**ABOUT THIS TASK**
Where the string "icon" occurs in a line of the entries below, copy that line.

**THE DATA**
+ + + +

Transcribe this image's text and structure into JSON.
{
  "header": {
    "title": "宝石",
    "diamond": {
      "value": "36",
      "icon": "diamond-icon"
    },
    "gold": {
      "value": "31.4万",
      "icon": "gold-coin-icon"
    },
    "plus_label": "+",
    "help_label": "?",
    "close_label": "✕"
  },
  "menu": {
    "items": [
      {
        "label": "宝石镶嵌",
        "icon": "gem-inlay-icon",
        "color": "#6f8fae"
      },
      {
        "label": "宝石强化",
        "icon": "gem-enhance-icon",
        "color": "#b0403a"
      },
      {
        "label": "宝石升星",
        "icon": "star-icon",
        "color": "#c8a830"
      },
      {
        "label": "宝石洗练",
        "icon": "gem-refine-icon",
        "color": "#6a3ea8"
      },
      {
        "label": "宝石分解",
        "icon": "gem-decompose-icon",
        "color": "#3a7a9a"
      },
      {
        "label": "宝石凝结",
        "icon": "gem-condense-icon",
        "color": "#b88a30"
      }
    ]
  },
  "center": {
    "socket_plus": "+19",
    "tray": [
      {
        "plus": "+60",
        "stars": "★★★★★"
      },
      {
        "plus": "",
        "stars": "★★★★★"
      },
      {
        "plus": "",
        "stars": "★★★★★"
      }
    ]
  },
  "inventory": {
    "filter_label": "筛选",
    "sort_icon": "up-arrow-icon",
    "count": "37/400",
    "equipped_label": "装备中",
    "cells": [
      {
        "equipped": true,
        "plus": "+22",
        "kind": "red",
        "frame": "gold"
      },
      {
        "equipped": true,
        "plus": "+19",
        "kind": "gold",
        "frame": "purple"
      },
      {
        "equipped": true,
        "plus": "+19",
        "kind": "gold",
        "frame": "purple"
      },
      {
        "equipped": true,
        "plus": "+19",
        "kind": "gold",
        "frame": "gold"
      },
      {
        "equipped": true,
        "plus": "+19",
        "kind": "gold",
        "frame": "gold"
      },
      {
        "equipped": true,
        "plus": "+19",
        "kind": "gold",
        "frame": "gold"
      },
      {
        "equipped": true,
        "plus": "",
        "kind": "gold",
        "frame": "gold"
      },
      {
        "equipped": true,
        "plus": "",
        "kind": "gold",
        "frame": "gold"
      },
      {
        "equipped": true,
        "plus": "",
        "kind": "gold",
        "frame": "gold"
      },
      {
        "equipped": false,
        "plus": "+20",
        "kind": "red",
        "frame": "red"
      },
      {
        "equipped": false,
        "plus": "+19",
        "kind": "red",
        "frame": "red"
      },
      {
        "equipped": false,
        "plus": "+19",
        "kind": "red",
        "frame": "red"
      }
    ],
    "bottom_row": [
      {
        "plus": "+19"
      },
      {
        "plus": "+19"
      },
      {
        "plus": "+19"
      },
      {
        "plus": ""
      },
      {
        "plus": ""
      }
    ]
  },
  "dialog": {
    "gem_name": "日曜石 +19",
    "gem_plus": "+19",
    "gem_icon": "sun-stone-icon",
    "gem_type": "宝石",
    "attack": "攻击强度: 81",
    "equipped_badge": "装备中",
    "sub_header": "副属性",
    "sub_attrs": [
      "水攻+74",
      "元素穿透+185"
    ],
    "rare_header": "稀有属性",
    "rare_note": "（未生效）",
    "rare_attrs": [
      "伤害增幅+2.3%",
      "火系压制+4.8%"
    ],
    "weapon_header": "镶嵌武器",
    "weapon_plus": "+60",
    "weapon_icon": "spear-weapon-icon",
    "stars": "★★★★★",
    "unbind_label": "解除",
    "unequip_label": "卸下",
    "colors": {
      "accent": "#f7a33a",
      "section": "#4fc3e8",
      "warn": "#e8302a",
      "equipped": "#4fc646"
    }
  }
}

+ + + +

**ANSWER BELOW**
      "icon": "diamond-icon"
      "icon": "gold-coin-icon"
        "icon": "gem-inlay-icon",
        "icon": "gem-enhance-icon",
        "icon": "star-icon",
        "icon": "gem-refine-icon",
        "icon": "gem-decompose-icon",
        "icon": "gem-condense-icon",
    "sort_icon": "up-arrow-icon",
    "gem_icon": "sun-stone-icon",
    "weapon_icon": "spear-weapon-icon",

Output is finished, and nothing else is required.